No mutton chops, but a selection of steaks, most of which were huge – too big for me, frankly. I chose the smallest on display (the waiter brought them to the table on a large tray, explaining which was which). The smallest turned out to be Bison. I recommend Bison, should you ever find it on a menu.
But though the memory of chop houses, and mutton chops in particular is strong, the meat I best remember was served al fresco, several thousand feet above sea level, in the Himalayas.
It was a trekking holiday, of course. My first in that part of the world, among scenery that left me mentally gasping. Literally gasping, too, for most of the time.
Half-way through the day, the Sherpas would overtake us, having struck the previous night’s camp and going on ahead to set up the tents at our next designated stop. How they did it, I shall never know, for their loads were huge and they trotted – yes, actually trotted – along with a grin and a wave in passing.
As well as all the paraphernalia of camping and cooking, the food and the drink, they had a pig in tow. Literally in tow – trotting along at the end of a rope. The ladies of our group thought he was cute. Somebody named him “Gregory Peccary”.
That was not wise, for Gregory was destined to be the main course of our final dinner on the trail. When that moment came, many of the ladies cried and lost their appetites.
I’m afraid we blokes simply shrugged our shoulders and tucked in. Gregory was not only delicious, but the most memorable main course of my travelling life.
And so to pudding. Oh yes, we must have pudding because, though the meal so far has been excellent, all this travelling has put an edge on my appetite. And, anyway, the decision is easy.
It has to be bread and butter pudding, with custard.
It’s a long time since I ate at The Belfry, a converted Presbyterian church in Halkin Street, London. Halkin Street is in a very posh part of the capital, and the Belfry is a very posh place, founded by the legendary Anton Mossiman. I had the best bread and butter pudding I have ever tasted at the Belfry. But, though it was equally splendid, the custard did not quite live up to my expectations.
This is because I am a “thick custard” person. Not “thick” as in “thick enough for the spoon to stand up in”, but far thicker than the weak and watery stuff you usually get in restaurants (some of which are inclined to cheat and use vanilla sauce, to their eternal shame).
For a really good bread and butter pudding, with custard of an acceptable consistency, the Naval and Military Club, when it was in Piccadilly, could not be faulted.
However, having moved to St. James’s Square, and transformed the quality of its food, the “In and Out”, as it is usually called, seems to have retreated a little on the custard front.
True, the food is a huge improvement on that in the old club, which was aimed at the palates of chaps who enjoyed nursery teas and boarding school meals, but I can see no harm in that.

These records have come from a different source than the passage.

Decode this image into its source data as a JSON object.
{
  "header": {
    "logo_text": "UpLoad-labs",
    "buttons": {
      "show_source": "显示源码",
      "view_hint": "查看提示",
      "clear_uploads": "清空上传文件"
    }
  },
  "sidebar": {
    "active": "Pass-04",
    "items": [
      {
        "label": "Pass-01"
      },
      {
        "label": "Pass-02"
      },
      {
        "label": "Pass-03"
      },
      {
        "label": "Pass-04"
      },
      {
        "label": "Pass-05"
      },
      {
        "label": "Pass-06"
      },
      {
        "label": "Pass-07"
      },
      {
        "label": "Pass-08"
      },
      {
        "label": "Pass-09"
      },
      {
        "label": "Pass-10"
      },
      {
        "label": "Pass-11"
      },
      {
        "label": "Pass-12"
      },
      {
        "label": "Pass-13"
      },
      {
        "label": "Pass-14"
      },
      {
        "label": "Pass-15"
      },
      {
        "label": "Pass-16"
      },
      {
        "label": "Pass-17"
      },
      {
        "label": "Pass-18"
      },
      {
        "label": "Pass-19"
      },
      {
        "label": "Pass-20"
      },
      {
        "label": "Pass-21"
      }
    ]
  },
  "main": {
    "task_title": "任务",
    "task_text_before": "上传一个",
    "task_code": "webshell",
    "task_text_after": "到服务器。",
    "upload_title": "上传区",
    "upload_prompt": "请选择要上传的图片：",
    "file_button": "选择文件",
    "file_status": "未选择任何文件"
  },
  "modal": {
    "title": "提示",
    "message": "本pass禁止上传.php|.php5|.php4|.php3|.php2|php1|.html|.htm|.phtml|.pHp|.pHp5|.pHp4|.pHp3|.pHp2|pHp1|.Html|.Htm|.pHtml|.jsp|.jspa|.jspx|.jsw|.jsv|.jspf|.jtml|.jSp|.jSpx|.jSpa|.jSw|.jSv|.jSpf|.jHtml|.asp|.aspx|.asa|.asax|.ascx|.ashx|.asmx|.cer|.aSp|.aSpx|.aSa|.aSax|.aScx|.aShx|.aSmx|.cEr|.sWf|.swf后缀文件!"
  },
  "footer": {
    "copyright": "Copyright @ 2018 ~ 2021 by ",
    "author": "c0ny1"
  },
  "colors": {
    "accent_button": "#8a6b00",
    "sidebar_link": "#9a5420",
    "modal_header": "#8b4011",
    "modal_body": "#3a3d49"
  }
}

But, there again, I can see no harm in the fact that, back then, if one was hosting a lady to lunch, which I often did, one had to explain to her that she had to use the side entrance and, on no account, should she wear trousers.
Those were delicate conversations, I can tell you, for those ladies were a formidable lot, more than capable of holding their own in the cut and thrust world of the travel trade, not to mention that of public relations.
Anyway, when our present travails are past, I might have a word on the subject of custard consistency with the excellent people who manage the “In and Out”.
Meanwhile, I’ll leave you to sort out your own International Cuisine.
First, where are you going to have that drink before dinner…?